Which leads to my challenge. It’s simple: pick a street or park in Evanston and pledge to clean it. Take a bag, wear gloves, get a picker tool if you’re particularly ambitious. Head out and start picking up trash!
That may sound unrealistic to you, even off-putting. Who’s going to bother—it’s too icky, as Traffic Guy quoted from the note. But not really. In fact, it will quickly feel great: virtuous, helpful, and immensely satisfying. And it’s a great workout. I ride my bike frequently through Evanston’s parks, and my favorite is Butler, which extends along the east end of the North Shore Channel from Bridge Street to Emerson Street. There’s an attractive walking and biking path that runs through it, a beautiful and usually busy playground, a covered eating area, and some neat homes that line one side.
It’s historic too, named after Isabella Butler, the doctor who helped found the Evanston Sanitarium, a precursor to Community Hospital. At the park’s northeast end is Hill Arboretum Apartments, a one-story, 33-unit building that features affordable and accessible housing. The building is named after Dr. Elizabeth Hill, one of the City’s leading African American physicians, who with Dr. Butler helped establish Community Hospital in 1930, from which the apartments were converted in 1991. Dr. Hill delivered many prominent African American Evanstonians, including the award-winning author Charles Johnson.
I pledge to clean Butler Park. I commit to filling my trash bags of all the empty bottles, cans, gum wrappers, newspaper pages, discarded masks (safely, with a glove and my picker), plastic eating utensils, coffee cups, shards of glass, and anything else that isn’t green or a tree. Last year I found a nice pair of sunglasses there. Should I have left it? Probably. (Insert smiley face.)
Then I’ll dump the bags in one of the trash receptacles along the path or at the nearby Ecology Center.
To be honest, even though every day is Earth Day, I won’t be there on a daily basis. Or probably even once a week. After I get the park thoroughly clean, which should take four or five visits, twice a month ought to suffice. And that’s OK. If more people carried around a trash bag and a pair of gloves and picked litter off Evanston streets, curbs, and parkways, why in no time our beloved City would be sparkling clean and litter-free.

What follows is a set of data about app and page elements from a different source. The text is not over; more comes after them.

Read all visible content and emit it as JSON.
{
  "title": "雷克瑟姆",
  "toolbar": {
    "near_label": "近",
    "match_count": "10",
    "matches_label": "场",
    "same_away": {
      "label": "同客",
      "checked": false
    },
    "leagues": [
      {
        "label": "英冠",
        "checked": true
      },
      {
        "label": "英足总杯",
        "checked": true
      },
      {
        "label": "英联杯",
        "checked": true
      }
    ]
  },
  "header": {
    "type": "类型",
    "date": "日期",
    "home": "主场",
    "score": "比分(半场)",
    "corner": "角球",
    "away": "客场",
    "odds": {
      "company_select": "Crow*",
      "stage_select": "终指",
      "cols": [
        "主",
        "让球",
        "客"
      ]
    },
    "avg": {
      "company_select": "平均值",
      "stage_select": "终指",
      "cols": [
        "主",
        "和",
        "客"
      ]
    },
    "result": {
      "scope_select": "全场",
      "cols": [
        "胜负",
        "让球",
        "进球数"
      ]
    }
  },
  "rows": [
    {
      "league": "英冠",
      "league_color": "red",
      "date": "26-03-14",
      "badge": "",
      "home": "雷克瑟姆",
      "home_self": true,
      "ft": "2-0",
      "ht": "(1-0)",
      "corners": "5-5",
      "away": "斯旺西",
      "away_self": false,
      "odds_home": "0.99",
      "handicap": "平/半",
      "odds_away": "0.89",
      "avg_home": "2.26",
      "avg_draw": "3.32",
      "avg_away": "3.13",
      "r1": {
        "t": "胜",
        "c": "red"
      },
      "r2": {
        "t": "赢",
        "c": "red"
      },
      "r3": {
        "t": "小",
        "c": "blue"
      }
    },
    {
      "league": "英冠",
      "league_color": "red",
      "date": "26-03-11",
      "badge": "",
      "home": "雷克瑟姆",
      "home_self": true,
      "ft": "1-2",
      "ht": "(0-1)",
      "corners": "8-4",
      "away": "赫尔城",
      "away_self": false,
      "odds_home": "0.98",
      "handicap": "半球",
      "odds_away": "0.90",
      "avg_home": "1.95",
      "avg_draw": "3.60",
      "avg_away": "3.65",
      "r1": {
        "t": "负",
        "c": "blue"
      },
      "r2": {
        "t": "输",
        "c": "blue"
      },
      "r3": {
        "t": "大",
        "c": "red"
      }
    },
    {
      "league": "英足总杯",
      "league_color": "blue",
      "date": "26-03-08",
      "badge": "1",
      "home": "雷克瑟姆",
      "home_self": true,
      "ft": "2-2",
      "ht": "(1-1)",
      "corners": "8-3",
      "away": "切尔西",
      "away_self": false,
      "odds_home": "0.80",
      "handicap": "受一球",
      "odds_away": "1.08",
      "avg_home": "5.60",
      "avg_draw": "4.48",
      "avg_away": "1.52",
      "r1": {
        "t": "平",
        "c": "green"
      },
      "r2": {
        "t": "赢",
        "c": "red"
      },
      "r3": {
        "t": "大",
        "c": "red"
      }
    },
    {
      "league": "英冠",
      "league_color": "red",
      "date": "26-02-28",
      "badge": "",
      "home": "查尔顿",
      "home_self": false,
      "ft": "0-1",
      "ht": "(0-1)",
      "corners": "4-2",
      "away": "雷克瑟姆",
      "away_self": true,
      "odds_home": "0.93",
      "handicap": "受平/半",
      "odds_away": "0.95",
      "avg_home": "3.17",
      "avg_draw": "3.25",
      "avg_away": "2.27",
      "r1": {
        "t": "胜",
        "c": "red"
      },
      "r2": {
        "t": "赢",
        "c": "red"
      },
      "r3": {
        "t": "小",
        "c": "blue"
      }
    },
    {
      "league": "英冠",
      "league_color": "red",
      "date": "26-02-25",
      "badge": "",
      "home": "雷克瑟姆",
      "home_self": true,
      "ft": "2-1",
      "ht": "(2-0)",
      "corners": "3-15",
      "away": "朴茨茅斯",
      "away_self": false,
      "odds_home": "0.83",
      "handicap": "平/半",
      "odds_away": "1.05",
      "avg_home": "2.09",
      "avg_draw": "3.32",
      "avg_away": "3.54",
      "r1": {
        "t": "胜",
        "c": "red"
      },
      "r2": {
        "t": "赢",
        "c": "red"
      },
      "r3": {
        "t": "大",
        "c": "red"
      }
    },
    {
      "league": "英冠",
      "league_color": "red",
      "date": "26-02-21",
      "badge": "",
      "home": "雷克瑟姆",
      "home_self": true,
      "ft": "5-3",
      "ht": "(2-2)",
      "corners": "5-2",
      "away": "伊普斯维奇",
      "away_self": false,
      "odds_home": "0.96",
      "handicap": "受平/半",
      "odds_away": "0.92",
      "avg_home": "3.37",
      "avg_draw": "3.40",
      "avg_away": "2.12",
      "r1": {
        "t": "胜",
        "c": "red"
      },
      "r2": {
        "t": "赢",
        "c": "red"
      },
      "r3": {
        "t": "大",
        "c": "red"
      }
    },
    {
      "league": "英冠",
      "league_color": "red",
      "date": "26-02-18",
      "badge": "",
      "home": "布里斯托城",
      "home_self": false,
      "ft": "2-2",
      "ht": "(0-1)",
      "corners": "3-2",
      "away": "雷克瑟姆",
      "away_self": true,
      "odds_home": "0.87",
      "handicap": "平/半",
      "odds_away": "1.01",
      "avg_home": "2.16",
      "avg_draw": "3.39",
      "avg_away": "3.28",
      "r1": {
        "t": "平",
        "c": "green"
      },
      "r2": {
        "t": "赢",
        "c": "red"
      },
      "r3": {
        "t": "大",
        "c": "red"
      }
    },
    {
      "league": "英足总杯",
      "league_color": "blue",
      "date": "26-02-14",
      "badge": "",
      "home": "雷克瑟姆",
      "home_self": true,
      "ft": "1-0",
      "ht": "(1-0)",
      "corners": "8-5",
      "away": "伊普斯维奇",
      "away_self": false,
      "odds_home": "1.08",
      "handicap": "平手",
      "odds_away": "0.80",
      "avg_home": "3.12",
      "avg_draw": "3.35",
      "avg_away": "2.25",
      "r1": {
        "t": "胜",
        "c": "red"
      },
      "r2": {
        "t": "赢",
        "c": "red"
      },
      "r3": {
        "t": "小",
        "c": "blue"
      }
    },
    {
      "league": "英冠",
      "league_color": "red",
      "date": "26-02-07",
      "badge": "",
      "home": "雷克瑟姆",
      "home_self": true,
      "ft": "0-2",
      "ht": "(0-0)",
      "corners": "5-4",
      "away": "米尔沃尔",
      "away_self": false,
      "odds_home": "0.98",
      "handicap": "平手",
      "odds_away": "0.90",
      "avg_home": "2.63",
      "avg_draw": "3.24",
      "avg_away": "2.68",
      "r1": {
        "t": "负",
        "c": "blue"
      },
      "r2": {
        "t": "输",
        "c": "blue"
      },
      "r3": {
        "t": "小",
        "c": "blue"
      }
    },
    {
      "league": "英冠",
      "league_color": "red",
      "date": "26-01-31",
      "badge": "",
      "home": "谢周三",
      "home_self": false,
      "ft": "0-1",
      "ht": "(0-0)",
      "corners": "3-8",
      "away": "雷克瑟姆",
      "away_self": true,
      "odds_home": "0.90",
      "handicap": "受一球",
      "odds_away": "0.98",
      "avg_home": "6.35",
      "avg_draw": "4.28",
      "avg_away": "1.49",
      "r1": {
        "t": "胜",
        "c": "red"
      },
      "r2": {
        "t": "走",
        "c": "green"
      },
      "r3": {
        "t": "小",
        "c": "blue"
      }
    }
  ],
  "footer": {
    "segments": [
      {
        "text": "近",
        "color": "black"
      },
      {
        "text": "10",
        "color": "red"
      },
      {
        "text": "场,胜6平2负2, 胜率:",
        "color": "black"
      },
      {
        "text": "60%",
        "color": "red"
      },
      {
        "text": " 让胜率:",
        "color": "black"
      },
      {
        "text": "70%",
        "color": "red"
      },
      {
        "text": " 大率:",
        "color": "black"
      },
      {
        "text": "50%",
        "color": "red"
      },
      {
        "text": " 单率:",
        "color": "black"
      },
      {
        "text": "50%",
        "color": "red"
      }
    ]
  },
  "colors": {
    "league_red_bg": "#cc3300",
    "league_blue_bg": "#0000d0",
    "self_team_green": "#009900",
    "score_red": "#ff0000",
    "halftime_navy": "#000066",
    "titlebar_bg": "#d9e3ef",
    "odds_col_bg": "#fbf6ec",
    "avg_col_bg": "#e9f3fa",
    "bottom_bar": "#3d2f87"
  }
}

This poses an interesting question. If you’re picking up litter, what should you do with it? More specifically, can you deposit trash in anyone’s garbage can? Technically yes. As Kevin Johnson, Evanston’s Recycling and Environmental Maintenance Supervisor, told me, the City owns all garbage, recycling, and yard waste bins. Gabby, the RoundTable’sirreverent columnist, put it more emphatically in a recent column: “There are so many things in life to be concerned about, so many things to worry about, so many things to lend your voice to. The contents of your garbage can in the alley is not one of them.”
However, an irate homeowner might think otherwise (or be unaware who owns the bins) and insist you stick your trash somewhere else – especially if it is stinky dog waste. Not worth a fight, so use your own or a park receptacle.
Retail establishments: clean up your mess. Walking to a branch bank recently I saw scads of trash littering the grounds, including masks, paper receipts, gloves, plastic, and tissues. Not only is the litter unsightly, it leaves the impression the establishment doesn’t care about its surroundings. Not a good message.
Parents: take your kids and make a game of picking up trash. Who can be the quicker litter picker-upper, the biggest and best trash-buster? Instill in kids early the habit and pleasure of cleaning up the environment. Together we will breed a new generation of Environmental Warriors!
A challenge by definition is tough, but cleaning up our City is a challenge well worth pursuing.